Transfield Leads Slump in Infrastructure Providers: Sydney MoverDavid Stringer
Transfield Services Ltd. plunged to the lowest in 12 years in Sydney, leading a slump in mining and infrastructure contractors, after cutting its earnings forecast amid a slowdown in mining and processing activity.
Transfield fell 24 percent to 97 Australian cents, the lowest since May 3, 2001. Fleetwood Corp., which sells and rents portable buildings to infrastructure and mining customers, tumbled 25 percent after saying yesterday that second-half earnings will be below the first half amid a “softening resources sector.” The two companies were among the three worst performers in the benchmark S&P/ASX 200 Index.

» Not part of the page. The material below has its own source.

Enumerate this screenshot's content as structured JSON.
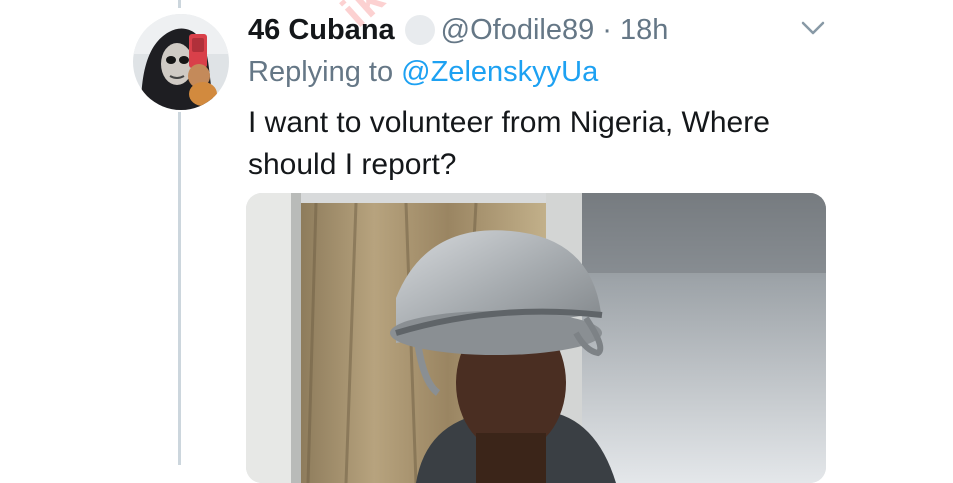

Mining and resources sector contractors are suffering with major customers deferring projects as commodity prices fall and costs rise. BHP Billiton Ltd., the world’s largest mining company, is targeting an 18 percent cut to capital spending in fiscal 2014, its new chief executive, Andrew Mackenzie, said May 14. Rio Tinto Group is seeking to cut $2 billion in costs this year across its mining and corporate offices.
A slowdown is continuing in the mining and process industries and customers are “showing increasing cost and capital discipline,” Transfield said in a separate statement today for a presentation by Chief Executive Officer Graeme Hunt.
Net profit after tax and before amortization and one-time items may be A$62 million ($61 million) to A$65 million in the 12 months to June 30, the Sydney-based company said today in a statement. That compares with its previous estimate of A$85 million to A$90 million.
Ausdrill Ltd., which operates drill rigs and provides blasting services for companies including BHP and Rio Tinto, slipped 2.8 percent to A$1.24. Monadelphous Group Ltd., which has construction and maintenance contracts with companies including Rio Tinto, fell 4.7 percent to A$16.60. UGL Ltd., an Australian infrastructure contractor which lowered its profit forecast on May 15, fell 0.7 percent to A$7.30.